The present study was designed to establish whether women with a family history of breast cancer exhibit endocrine abnormalities which could be responsible for their increased risk for the disease. Plasma hormone levels were measured every second day throughout the menstrual cycle in 30 women at risk for familial breast cancer and in an equal number of matched controls. Thirteen of the 14 substances measured exhibited no differences between the two populations, but plasma androsterone sulfate was significantly lower in the high-risk subjects. Thirteen urinary hormones were measured every day throughout the cycle with only the mean estrone and estradiol glucuronide but not estriol glucuronide content being significantly lower in the high-risk subjects. A compensatory increase in the urinary estrogen sulfates was observed. Daily analysis of these differences showed that they were most pronounced in the periovulatory period of the cycle. These results suggest that the genetic risk for breast cancer is associated with an abnormality in estrogen conjugation at a specific time of the ovulatory cycle.
|Original language||English (US)|
|Number of pages||7|

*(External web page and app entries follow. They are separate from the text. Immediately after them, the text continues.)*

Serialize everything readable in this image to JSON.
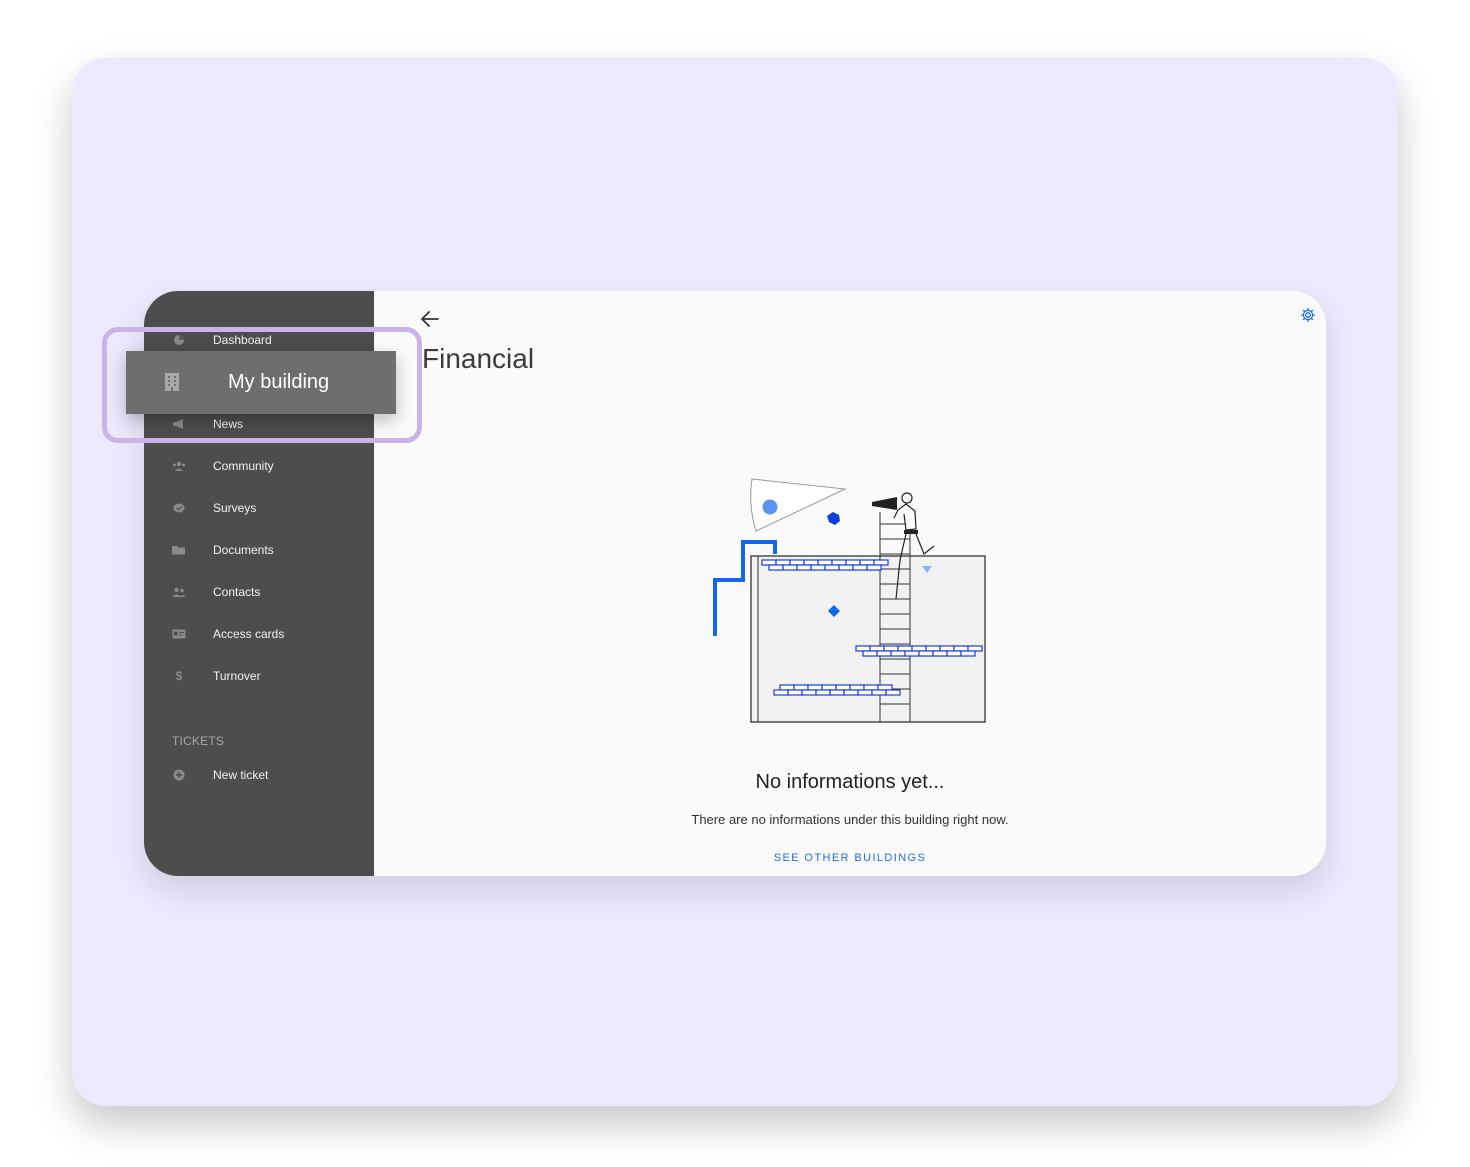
{
  "sidebar": {
    "items": [
      {
        "label": "Dashboard",
        "icon": "pie-chart-icon"
      },
      {
        "label": "My building",
        "icon": "building-icon",
        "highlighted": true
      },
      {
        "label": "News",
        "icon": "megaphone-icon"
      },
      {
        "label": "Community",
        "icon": "people-icon"
      },
      {
        "label": "Surveys",
        "icon": "chat-check-icon"
      },
      {
        "label": "Documents",
        "icon": "folder-icon"
      },
      {
        "label": "Contacts",
        "icon": "contacts-icon"
      },
      {
        "label": "Access cards",
        "icon": "id-card-icon"
      },
      {
        "label": "Turnover",
        "icon": "dollar-icon"
      }
    ],
    "tickets_section": {
      "title": "TICKETS",
      "items": [
        {
          "label": "New ticket",
          "icon": "plus-circle-icon"
        }
      ]
    }
  },
  "main": {
    "title": "Financial",
    "empty_state": {
      "title": "No informations yet...",
      "description": "There are no informations under this building right now.",
      "link_label": "SEE OTHER BUILDINGS"
    }
  },
  "colors": {
    "sidebar_bg": "#4d4d4d",
    "highlight_bg": "#6e6e6e",
    "focus_ring": "#c9b3e8",
    "page_bg": "#ece9fd",
    "accent": "#1f6fe0"
  }
}
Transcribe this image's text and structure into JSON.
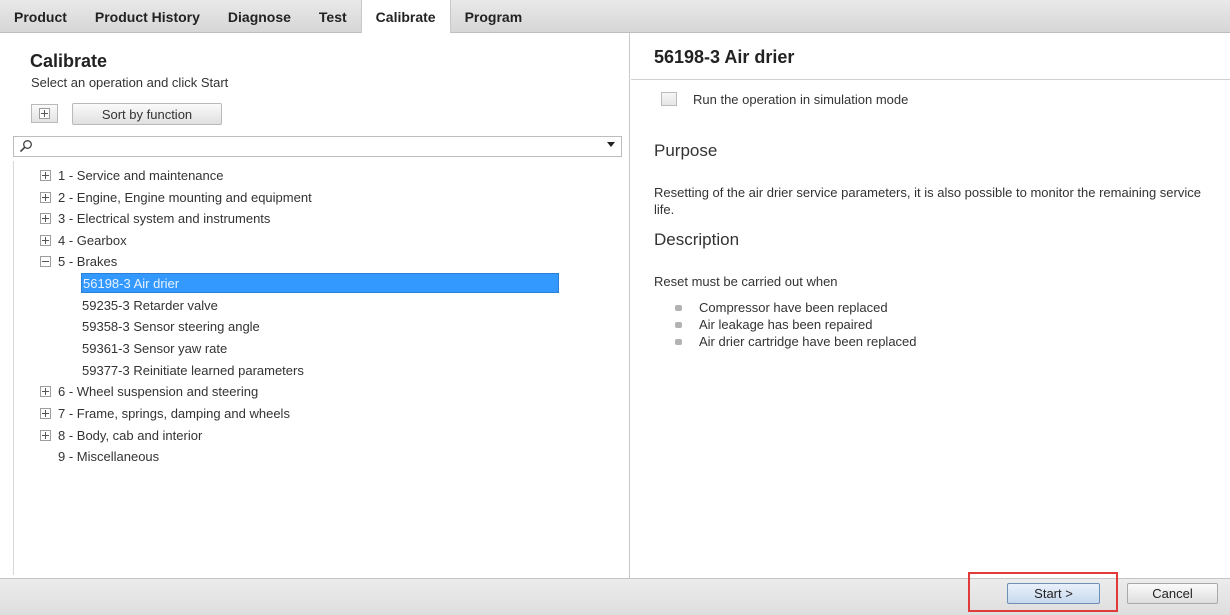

|State||Published - Apr 1 1983|
All Science Journal Classification (ASJC) codes
- Cancer Research